◆ The records:
★ ★ ★ ★ ★

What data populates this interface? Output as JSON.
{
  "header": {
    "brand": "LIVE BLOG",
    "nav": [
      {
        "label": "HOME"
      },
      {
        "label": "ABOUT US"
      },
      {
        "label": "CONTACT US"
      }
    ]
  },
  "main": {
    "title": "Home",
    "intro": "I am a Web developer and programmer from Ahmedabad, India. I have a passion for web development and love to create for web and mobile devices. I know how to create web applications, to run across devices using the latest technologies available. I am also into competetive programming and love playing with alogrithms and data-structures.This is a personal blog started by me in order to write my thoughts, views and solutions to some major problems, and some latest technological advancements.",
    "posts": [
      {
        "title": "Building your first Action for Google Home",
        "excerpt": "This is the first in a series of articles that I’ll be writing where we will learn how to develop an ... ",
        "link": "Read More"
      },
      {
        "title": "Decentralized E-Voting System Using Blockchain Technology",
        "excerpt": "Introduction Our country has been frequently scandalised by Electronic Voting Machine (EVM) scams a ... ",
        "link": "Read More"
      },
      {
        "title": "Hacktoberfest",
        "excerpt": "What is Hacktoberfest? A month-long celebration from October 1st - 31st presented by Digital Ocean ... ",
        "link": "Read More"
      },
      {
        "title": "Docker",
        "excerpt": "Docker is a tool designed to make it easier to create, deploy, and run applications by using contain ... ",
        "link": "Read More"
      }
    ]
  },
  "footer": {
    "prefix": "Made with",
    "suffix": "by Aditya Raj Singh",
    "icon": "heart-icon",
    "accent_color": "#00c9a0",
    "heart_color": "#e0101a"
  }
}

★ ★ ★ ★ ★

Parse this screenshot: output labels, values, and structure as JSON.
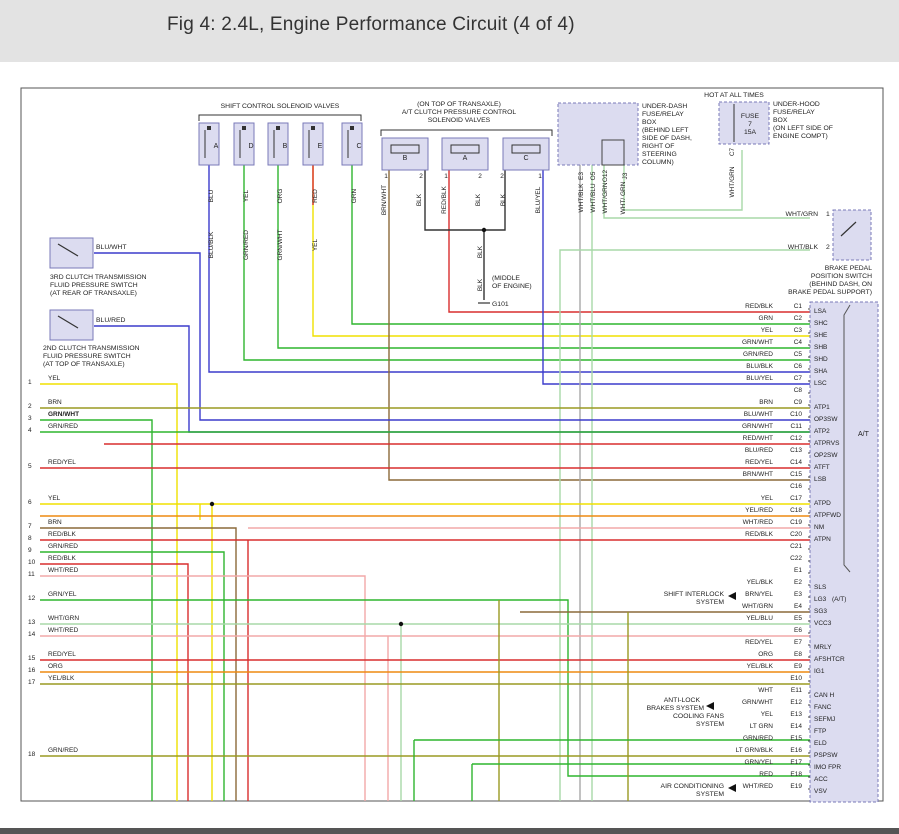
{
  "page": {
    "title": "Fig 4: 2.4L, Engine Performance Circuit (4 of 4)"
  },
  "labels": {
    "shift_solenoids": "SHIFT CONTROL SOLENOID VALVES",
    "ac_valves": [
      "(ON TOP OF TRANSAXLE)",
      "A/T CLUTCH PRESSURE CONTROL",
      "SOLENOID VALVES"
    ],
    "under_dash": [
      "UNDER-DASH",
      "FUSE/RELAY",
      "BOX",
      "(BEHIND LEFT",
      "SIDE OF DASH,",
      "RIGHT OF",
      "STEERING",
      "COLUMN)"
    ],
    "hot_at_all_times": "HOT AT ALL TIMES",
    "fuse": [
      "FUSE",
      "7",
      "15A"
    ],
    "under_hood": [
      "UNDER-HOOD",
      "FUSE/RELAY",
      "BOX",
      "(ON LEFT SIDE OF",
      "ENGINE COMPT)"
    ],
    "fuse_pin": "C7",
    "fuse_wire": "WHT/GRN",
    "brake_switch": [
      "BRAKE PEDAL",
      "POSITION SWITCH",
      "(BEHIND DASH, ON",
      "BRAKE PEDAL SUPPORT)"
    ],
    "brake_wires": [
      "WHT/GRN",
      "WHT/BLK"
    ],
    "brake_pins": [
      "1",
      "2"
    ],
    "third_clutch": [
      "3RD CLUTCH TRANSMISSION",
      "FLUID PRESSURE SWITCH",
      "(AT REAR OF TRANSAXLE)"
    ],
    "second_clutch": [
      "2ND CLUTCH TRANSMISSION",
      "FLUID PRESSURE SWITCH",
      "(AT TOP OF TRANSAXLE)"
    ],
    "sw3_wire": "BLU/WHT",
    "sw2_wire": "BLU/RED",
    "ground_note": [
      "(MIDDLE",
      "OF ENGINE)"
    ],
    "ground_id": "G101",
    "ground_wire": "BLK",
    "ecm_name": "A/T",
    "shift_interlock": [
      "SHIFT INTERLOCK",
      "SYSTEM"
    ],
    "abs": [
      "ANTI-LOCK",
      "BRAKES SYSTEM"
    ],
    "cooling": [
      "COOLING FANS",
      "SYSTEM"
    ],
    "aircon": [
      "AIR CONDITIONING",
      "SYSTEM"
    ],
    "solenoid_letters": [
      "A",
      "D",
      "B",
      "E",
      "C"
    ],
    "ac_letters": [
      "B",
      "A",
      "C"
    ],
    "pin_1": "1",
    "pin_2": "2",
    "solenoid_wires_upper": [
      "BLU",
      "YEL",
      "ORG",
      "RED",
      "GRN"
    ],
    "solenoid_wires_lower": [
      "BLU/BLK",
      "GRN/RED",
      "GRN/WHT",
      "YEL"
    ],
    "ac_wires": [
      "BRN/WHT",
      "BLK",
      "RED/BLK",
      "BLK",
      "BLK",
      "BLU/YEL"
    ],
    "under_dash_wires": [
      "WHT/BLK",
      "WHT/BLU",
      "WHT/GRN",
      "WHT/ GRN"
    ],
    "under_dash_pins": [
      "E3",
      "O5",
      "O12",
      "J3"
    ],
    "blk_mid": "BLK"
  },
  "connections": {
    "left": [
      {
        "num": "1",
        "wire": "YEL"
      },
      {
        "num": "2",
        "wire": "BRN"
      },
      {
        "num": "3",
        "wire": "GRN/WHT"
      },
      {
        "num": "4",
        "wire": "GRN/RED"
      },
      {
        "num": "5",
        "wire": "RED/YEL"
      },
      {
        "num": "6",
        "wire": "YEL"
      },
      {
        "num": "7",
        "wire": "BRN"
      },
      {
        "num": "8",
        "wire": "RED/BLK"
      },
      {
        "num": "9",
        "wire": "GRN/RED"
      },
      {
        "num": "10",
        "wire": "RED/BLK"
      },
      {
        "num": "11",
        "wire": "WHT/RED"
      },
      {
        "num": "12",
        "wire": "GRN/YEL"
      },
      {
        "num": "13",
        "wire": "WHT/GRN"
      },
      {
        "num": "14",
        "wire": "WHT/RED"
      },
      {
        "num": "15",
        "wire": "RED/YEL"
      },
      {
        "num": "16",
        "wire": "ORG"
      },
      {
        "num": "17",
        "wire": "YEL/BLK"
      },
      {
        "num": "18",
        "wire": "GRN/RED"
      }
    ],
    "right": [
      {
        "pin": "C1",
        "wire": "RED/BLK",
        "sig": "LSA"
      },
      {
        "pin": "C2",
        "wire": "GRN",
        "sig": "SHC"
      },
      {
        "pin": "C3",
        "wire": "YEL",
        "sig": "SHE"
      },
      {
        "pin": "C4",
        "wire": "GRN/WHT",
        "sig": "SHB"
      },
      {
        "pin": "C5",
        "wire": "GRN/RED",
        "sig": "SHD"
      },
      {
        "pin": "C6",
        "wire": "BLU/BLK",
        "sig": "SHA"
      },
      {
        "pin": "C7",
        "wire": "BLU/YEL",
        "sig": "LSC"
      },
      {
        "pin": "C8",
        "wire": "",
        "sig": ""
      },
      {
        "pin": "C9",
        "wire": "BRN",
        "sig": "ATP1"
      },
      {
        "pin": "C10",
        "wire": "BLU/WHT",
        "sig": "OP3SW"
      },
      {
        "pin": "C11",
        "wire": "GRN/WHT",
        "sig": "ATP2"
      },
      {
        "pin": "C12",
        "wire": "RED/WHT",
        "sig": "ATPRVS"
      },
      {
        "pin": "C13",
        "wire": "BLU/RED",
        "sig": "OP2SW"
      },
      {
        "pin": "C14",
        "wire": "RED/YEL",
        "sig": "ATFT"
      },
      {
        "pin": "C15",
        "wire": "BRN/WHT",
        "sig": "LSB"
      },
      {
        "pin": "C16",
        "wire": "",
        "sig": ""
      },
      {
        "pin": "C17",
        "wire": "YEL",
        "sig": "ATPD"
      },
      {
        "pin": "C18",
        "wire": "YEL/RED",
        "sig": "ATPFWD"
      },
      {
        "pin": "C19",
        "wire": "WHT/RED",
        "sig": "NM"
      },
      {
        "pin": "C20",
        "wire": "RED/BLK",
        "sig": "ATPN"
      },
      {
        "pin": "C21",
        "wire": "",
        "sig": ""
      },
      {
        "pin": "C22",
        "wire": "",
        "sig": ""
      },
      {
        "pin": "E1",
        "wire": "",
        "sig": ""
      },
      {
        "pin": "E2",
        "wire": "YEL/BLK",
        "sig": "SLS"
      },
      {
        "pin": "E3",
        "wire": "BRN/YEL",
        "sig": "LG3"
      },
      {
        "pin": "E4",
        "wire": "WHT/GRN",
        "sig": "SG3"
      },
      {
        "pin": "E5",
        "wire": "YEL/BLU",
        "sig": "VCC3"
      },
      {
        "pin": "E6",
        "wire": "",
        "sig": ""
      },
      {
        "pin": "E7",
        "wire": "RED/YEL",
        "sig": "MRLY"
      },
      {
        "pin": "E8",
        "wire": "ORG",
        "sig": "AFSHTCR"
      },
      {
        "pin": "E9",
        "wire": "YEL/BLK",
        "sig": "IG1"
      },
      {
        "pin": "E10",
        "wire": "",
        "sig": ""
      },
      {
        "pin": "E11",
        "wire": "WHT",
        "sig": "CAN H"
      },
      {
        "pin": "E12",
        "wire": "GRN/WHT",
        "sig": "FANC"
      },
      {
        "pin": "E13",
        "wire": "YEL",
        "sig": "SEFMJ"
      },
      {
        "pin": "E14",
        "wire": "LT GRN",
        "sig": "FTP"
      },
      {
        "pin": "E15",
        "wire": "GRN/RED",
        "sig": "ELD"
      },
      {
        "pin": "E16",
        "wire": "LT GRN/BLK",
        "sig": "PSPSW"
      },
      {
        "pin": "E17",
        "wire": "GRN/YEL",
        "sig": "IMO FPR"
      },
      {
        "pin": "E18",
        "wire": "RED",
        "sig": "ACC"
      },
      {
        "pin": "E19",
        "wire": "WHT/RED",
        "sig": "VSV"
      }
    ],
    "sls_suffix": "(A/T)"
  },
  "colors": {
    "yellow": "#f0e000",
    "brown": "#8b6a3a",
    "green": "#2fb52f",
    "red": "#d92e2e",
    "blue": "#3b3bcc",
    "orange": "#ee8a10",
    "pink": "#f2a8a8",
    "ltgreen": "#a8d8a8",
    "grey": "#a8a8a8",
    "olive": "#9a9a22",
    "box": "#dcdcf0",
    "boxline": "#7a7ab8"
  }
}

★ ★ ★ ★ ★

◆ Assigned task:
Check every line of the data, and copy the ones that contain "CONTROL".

◆ Answer below:
    "shift_solenoids": "SHIFT CONTROL SOLENOID VALVES",
      "A/T CLUTCH PRESSURE CONTROL",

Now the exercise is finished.